::: Data shown

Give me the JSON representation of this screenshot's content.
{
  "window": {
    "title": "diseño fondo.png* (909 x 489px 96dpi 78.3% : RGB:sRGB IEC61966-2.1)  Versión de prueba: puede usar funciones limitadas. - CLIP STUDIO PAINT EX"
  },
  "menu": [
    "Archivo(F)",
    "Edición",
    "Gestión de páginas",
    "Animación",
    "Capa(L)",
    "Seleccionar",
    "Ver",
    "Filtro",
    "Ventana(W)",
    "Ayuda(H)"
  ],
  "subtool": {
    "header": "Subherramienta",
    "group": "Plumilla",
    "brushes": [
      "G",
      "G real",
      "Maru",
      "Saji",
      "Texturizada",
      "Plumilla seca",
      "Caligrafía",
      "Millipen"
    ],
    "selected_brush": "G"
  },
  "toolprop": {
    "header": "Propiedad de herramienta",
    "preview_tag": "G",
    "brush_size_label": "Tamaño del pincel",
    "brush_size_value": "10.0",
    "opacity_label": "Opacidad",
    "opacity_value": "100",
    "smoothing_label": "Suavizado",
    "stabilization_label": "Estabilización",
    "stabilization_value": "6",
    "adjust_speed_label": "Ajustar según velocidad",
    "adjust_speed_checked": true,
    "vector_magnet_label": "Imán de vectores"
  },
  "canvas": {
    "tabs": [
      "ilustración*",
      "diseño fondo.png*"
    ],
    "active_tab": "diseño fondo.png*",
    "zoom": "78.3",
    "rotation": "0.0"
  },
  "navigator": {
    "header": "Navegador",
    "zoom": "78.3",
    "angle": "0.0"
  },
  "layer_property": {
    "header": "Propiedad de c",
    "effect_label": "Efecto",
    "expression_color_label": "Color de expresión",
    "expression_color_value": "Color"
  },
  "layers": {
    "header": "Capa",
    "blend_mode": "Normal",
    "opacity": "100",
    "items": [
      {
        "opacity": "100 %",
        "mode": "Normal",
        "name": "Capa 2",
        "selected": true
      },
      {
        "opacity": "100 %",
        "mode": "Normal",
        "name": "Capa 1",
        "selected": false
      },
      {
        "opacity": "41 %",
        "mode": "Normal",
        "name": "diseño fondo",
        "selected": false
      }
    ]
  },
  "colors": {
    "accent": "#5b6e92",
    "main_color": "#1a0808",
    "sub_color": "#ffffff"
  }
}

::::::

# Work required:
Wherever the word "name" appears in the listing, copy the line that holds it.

# Response:
        "name": "Capa 2",
        "name": "Capa 1",
        "name": "diseño fondo",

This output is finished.